Jolly, R. (2015) Premier League TV deal brings great financial reward … and added pressure for managers. Daily Express, 15 February. Available from http://www.express.co.uk/sport/football/558210/Premier-League-TV-Deal-Financial-Reward-Added-Pressure-Managers [accessed 17 May 2016]
Carragher, J. (2008) Carra: My Autobiography. Ealing: Bantam Press.
Deloitte (2015) Annual Review of Football Finance. Cambridge: Deloitte. Available from http://www2.deloitte.com/uk/en/pages/sports-business-group/articles/annual-review-of-football-finance.html [accessed 18 May 2016]
Conn, D. (2015) TV cash takes more than England’s elite beyond reach of continentals. The Guardian, 2 September. Available from https://www.theguardian.com/football/blog/2015/sep/02/premier-league-tv-riches-too-much-for-european-clubs [accessed 18 May 2016]

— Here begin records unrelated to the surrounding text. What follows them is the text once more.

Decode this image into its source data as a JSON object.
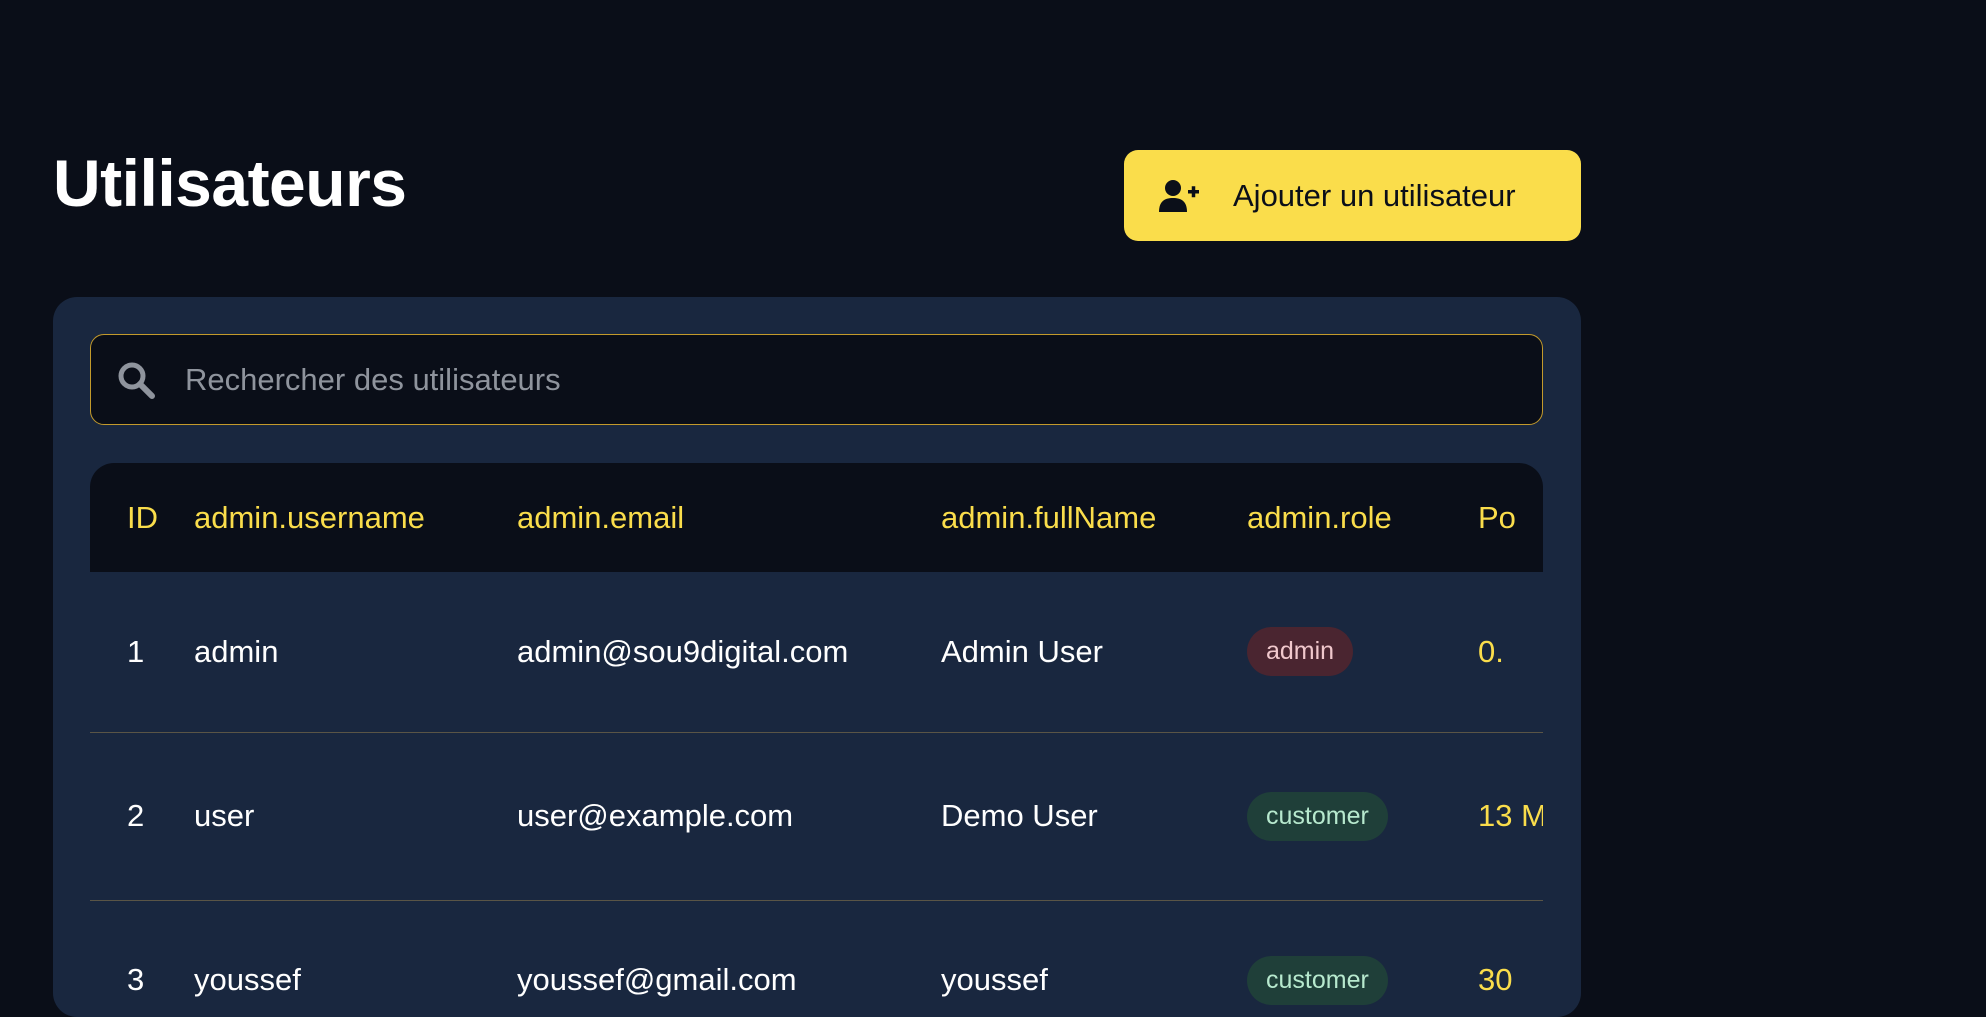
{
  "page": {
    "title": "Utilisateurs",
    "add_button_label": "Ajouter un utilisateur",
    "add_button_icon": "user-plus-icon"
  },
  "search": {
    "placeholder": "Rechercher des utilisateurs",
    "value": "",
    "icon": "search-icon"
  },
  "table": {
    "columns": {
      "id": "ID",
      "username": "admin.username",
      "email": "admin.email",
      "fullname": "admin.fullName",
      "role": "admin.role",
      "points": "Po"
    },
    "rows": [
      {
        "id": "1",
        "username": "admin",
        "email": "admin@sou9digital.com",
        "fullname": "Admin User",
        "role": "admin",
        "points": "0."
      },
      {
        "id": "2",
        "username": "user",
        "email": "user@example.com",
        "fullname": "Demo User",
        "role": "customer",
        "points": "13 M"
      },
      {
        "id": "3",
        "username": "youssef",
        "email": "youssef@gmail.com",
        "fullname": "youssef",
        "role": "customer",
        "points": "30"
      }
    ]
  },
  "colors": {
    "background": "#0a0e18",
    "panel": "#19273f",
    "accent": "#fadd4b",
    "admin_badge": "#4a2530",
    "customer_badge": "#1f3f39"
  }
}
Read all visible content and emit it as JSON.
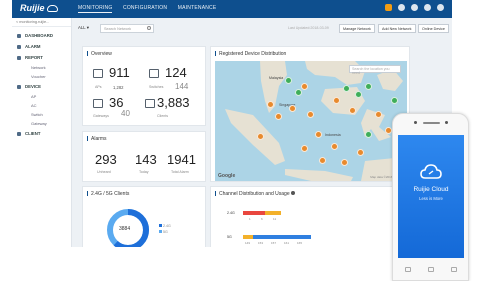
{
  "app": {
    "brand": "Ruijie",
    "nav": [
      "MONITORING",
      "CONFIGURATION",
      "MAINTENANCE"
    ],
    "active_nav": "MONITORING",
    "notification_count": "9"
  },
  "sidebar": {
    "network_selector": "< monitoring.ruijie...",
    "items": [
      {
        "label": "DASHBOARD",
        "icon": "dashboard-icon"
      },
      {
        "label": "ALARM",
        "icon": "alarm-icon"
      },
      {
        "label": "REPORT",
        "icon": "report-icon",
        "children": [
          "Network",
          "Voucher"
        ]
      },
      {
        "label": "DEVICE",
        "icon": "device-icon",
        "children": [
          "AP",
          "AC",
          "Switch",
          "Gateway"
        ]
      },
      {
        "label": "CLIENT",
        "icon": "client-icon"
      }
    ]
  },
  "filter": {
    "select_value": "ALL",
    "search_placeholder": "Search Network",
    "date_text": "Last Updated:2018-03-09",
    "buttons": [
      "Manage Network",
      "Add New Network",
      "Online Device"
    ]
  },
  "overview": {
    "title": "Overview",
    "aps": {
      "value": "911",
      "secondary": "1,282",
      "label": "APs"
    },
    "switches": {
      "value": "124",
      "secondary": "144",
      "label": "Switches"
    },
    "gateways": {
      "value": "36",
      "secondary": "40",
      "label": "Gateways"
    },
    "clients": {
      "value": "3,883",
      "label": "Clients"
    }
  },
  "map": {
    "title": "Registered Device Distribution",
    "search_placeholder": "Search the location you need",
    "labels": [
      "Malaysia",
      "Singapore",
      "Indonesia"
    ],
    "provider": "Google",
    "footer": "Map data ©2018 Google"
  },
  "alarms": {
    "title": "Alarms",
    "unheard": {
      "value": "293",
      "label": "Unheard"
    },
    "today": {
      "value": "143",
      "label": "Today"
    },
    "total": {
      "value": "1941",
      "label": "Total Alarm"
    }
  },
  "clients_chart": {
    "title": "2.4G / 5G Clients",
    "center_value": "3884",
    "legend": [
      "2.4G",
      "5G"
    ],
    "colors": [
      "#1e6fd9",
      "#5aaaf0"
    ]
  },
  "channel": {
    "title": "Channel Distribution and Usage",
    "rows": [
      "2.4G",
      "5G"
    ],
    "ticks_24g": [
      "1",
      "6",
      "11"
    ],
    "ticks_5g": [
      "149",
      "153",
      "157",
      "161",
      "165"
    ]
  },
  "phone": {
    "app_name": "Ruijie Cloud",
    "tagline": "Less is More"
  }
}
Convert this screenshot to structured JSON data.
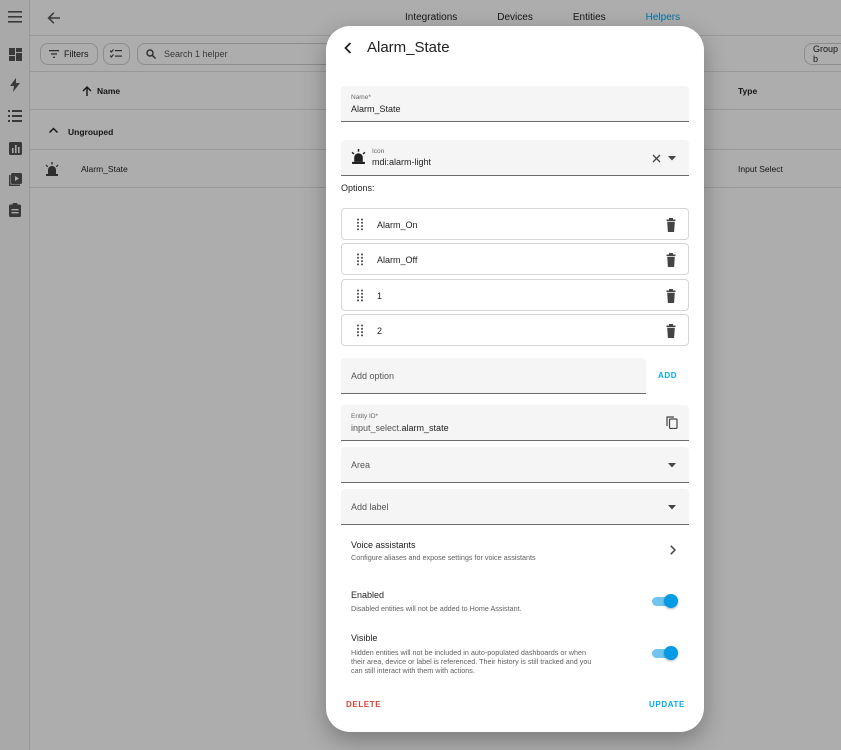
{
  "sidebar": {
    "icons": [
      "menu-icon",
      "dashboard-icon",
      "energy-icon",
      "logbook-icon",
      "history-icon",
      "media-icon",
      "todo-icon"
    ]
  },
  "header": {
    "tabs": [
      {
        "label": "Integrations",
        "active": false
      },
      {
        "label": "Devices",
        "active": false
      },
      {
        "label": "Entities",
        "active": false
      },
      {
        "label": "Helpers",
        "active": true
      }
    ]
  },
  "toolbar": {
    "filters_label": "Filters",
    "search_placeholder": "Search 1 helper",
    "group_by_label": "Group b"
  },
  "table": {
    "columns": {
      "name": "Name",
      "type": "Type"
    },
    "group_label": "Ungrouped",
    "rows": [
      {
        "name": "Alarm_State",
        "type": "Input Select"
      }
    ]
  },
  "dialog": {
    "title": "Alarm_State",
    "name_field": {
      "label": "Name*",
      "value": "Alarm_State"
    },
    "icon_field": {
      "label": "Icon",
      "value": "mdi:alarm-light"
    },
    "options_label": "Options:",
    "options": [
      "Alarm_On",
      "Alarm_Off",
      "1",
      "2"
    ],
    "add_option": {
      "placeholder": "Add option",
      "button": "ADD"
    },
    "entity_id": {
      "label": "Entity ID*",
      "prefix": "input_select.",
      "value": "alarm_state"
    },
    "area_placeholder": "Area",
    "label_placeholder": "Add label",
    "voice": {
      "title": "Voice assistants",
      "subtitle": "Configure aliases and expose settings for voice assistants"
    },
    "enabled": {
      "title": "Enabled",
      "subtitle": "Disabled entities will not be added to Home Assistant.",
      "on": true
    },
    "visible": {
      "title": "Visible",
      "subtitle_lines": [
        "Hidden entities will not be included in auto-populated dashboards or when",
        "their area, device or label is referenced. Their history is still tracked and you",
        "can still interact with them with actions."
      ],
      "on": true
    },
    "delete_label": "DELETE",
    "update_label": "UPDATE"
  },
  "colors": {
    "accent": "#03a9f4",
    "danger": "#db4437",
    "scrim": "rgba(0,0,0,0.32)"
  }
}
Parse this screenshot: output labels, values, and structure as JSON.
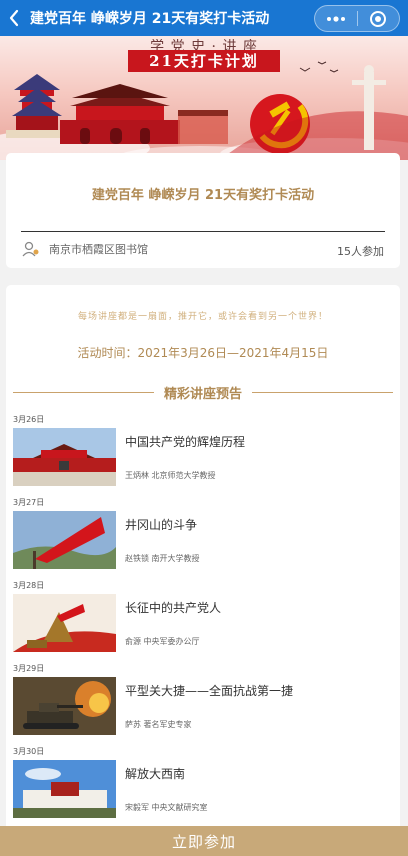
{
  "navbar": {
    "title": "建党百年 峥嵘岁月 21天有奖打卡活动",
    "color": "#1976d2"
  },
  "banner": {
    "top_text": "学 党 史 · 讲 座",
    "title": "21天打卡计划"
  },
  "info": {
    "title": "建党百年 峥嵘岁月 21天有奖打卡活动",
    "organizer": "南京市栖霞区图书馆",
    "participants": "15人参加"
  },
  "main": {
    "motto": "每场讲座都是一扇面，推开它，或许会看到另一个世界！",
    "event_time": "活动时间：2021年3月26日—2021年4月15日",
    "section_title": "精彩讲座预告",
    "lectures": [
      {
        "date": "3月26日",
        "title": "中国共产党的辉煌历程",
        "speaker": "王炳林 北京师范大学教授",
        "thumb": "tiananmen"
      },
      {
        "date": "3月27日",
        "title": "井冈山的斗争",
        "speaker": "赵铁锁 南开大学教授",
        "thumb": "red-flag"
      },
      {
        "date": "3月28日",
        "title": "长征中的共产党人",
        "speaker": "俞源 中央军委办公厅",
        "thumb": "long-march-statue"
      },
      {
        "date": "3月29日",
        "title": "平型关大捷——全面抗战第一捷",
        "speaker": "萨苏 著名军史专家",
        "thumb": "tank-battle"
      },
      {
        "date": "3月30日",
        "title": "解放大西南",
        "speaker": "宋毅军 中央文献研究室",
        "thumb": "potala-palace"
      }
    ]
  },
  "join_button": {
    "label": "立即参加",
    "color": "#c8a979"
  }
}
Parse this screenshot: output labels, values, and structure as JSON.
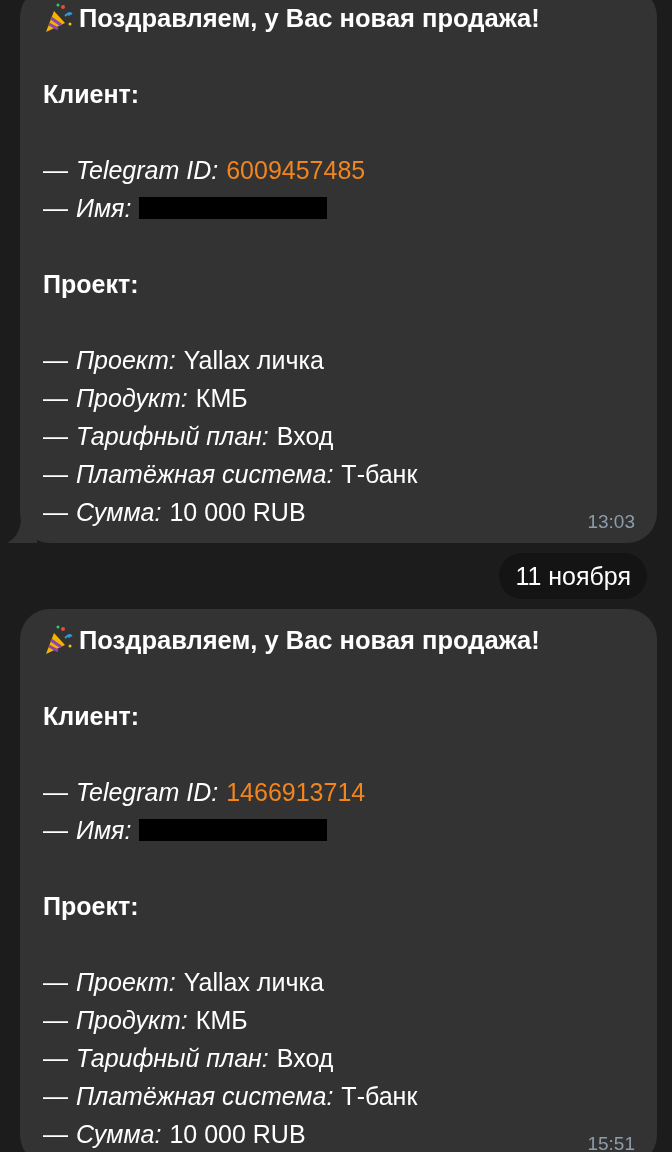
{
  "chat": [
    {
      "kind": "message",
      "tail": true,
      "title": "Поздравляем, у Вас новая продажа!",
      "sections": [
        {
          "heading": "Клиент:",
          "fields": [
            {
              "kind": "link",
              "prefix": "—",
              "label": "Telegram ID:",
              "value": "6009457485"
            },
            {
              "kind": "redacted",
              "prefix": "—",
              "label": "Имя:"
            }
          ]
        },
        {
          "heading": "Проект:",
          "fields": [
            {
              "kind": "plain",
              "prefix": "—",
              "label": "Проект:",
              "value": "Yallax личка"
            },
            {
              "kind": "plain",
              "prefix": "—",
              "label": "Продукт:",
              "value": "КМБ"
            },
            {
              "kind": "plain",
              "prefix": "—",
              "label": "Тарифный план:",
              "value": "Вход"
            },
            {
              "kind": "plain",
              "prefix": "—",
              "label": "Платёжная система:",
              "value": "Т-банк"
            },
            {
              "kind": "plain",
              "prefix": "—",
              "label": "Сумма:",
              "value": "10 000 RUB"
            }
          ]
        }
      ],
      "time": "13:03"
    },
    {
      "kind": "date",
      "text": "11 ноября"
    },
    {
      "kind": "message",
      "tail": false,
      "title": "Поздравляем, у Вас новая продажа!",
      "sections": [
        {
          "heading": "Клиент:",
          "fields": [
            {
              "kind": "link",
              "prefix": "—",
              "label": "Telegram ID:",
              "value": "1466913714"
            },
            {
              "kind": "redacted",
              "prefix": "—",
              "label": "Имя:"
            }
          ]
        },
        {
          "heading": "Проект:",
          "fields": [
            {
              "kind": "plain",
              "prefix": "—",
              "label": "Проект:",
              "value": "Yallax личка"
            },
            {
              "kind": "plain",
              "prefix": "—",
              "label": "Продукт:",
              "value": "КМБ"
            },
            {
              "kind": "plain",
              "prefix": "—",
              "label": "Тарифный план:",
              "value": "Вход"
            },
            {
              "kind": "plain",
              "prefix": "—",
              "label": "Платёжная система:",
              "value": "Т-банк"
            },
            {
              "kind": "plain",
              "prefix": "—",
              "label": "Сумма:",
              "value": "10 000 RUB"
            }
          ]
        }
      ],
      "time": "15:51"
    }
  ]
}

RT (2015) Have TV billions made the English Premier League more competitive? Moscow: RT. Available from https://www.rt.com/sport/326096-premier-league-tv-deal/ [accessed 18 May 2016]
Winter, H. (2015) Premier League TV deal: Windfall must benefit grass roots and England. The Telegraph, 10 February. Available from http://www.telegraph.co.uk/sport/football/competitions/premier-league/11403849/Premier-League-TV-deal-Windfall-must-benefit-grass-roots-and-England.html [accessed 18 May 2016]
France-Pesse, A. (2016) ‘The old order has broken’: Premier League closes book on a transformative season. The National, 16 May. Available from http://www.thenational.ae/sport/english-premier-league/the-old-order-has-broken-premier-league-closes-books-on-a-transformative-season [accessed 18 May 2016]